§ YOUR INSTRUCTIONS
Omitting every picture, output the records below exactly, please.

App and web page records
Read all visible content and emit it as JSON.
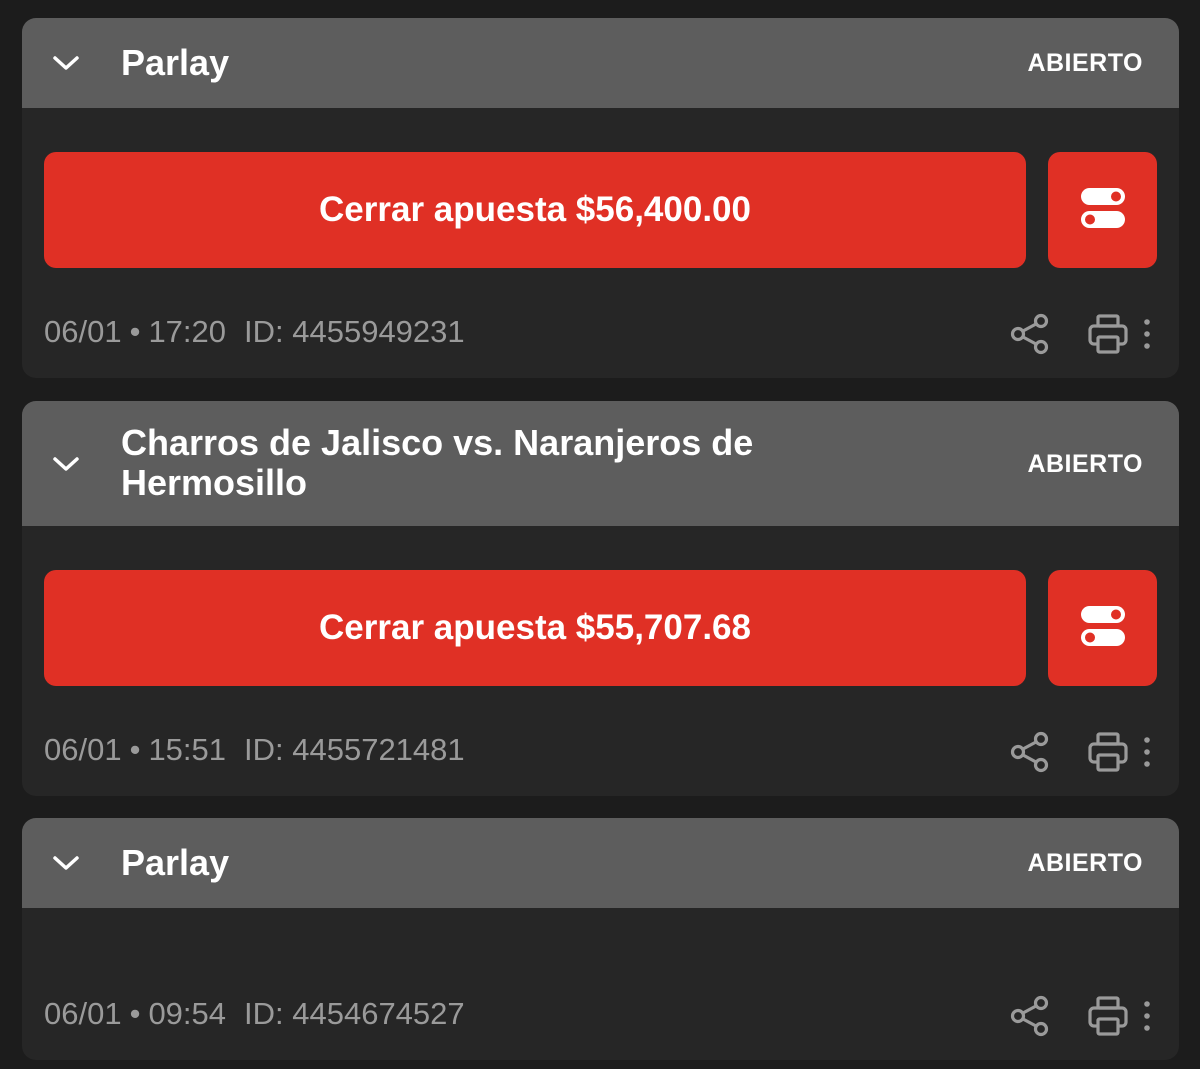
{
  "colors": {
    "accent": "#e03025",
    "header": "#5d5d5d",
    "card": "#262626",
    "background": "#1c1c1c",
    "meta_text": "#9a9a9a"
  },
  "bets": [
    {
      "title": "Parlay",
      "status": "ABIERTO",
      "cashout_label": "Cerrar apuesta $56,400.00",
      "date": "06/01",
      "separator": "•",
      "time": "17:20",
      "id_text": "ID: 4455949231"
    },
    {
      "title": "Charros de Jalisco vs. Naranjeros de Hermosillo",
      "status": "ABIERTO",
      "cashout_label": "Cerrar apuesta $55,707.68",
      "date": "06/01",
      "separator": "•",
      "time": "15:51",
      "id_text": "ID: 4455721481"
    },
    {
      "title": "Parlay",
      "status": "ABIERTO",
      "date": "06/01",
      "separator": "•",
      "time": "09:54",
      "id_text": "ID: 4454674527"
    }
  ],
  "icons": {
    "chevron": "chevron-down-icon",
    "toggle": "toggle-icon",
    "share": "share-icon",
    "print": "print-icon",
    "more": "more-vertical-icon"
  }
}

§ ANSWER AREA
Read all visible content and emit it as JSON.
{
  "colors": {
    "accent": "#e03025",
    "header": "#5d5d5d",
    "card": "#262626",
    "background": "#1c1c1c",
    "meta_text": "#9a9a9a"
  },
  "bets": [
    {
      "title": "Parlay",
      "status": "ABIERTO",
      "cashout_label": "Cerrar apuesta $56,400.00",
      "date": "06/01",
      "separator": "•",
      "time": "17:20",
      "id_text": "ID: 4455949231"
    },
    {
      "title": "Charros de Jalisco vs. Naranjeros de Hermosillo",
      "status": "ABIERTO",
      "cashout_label": "Cerrar apuesta $55,707.68",
      "date": "06/01",
      "separator": "•",
      "time": "15:51",
      "id_text": "ID: 4455721481"
    },
    {
      "title": "Parlay",
      "status": "ABIERTO",
      "date": "06/01",
      "separator": "•",
      "time": "09:54",
      "id_text": "ID: 4454674527"
    }
  ],
  "icons": {
    "chevron": "chevron-down-icon",
    "toggle": "toggle-icon",
    "share": "share-icon",
    "print": "print-icon",
    "more": "more-vertical-icon"
  }
}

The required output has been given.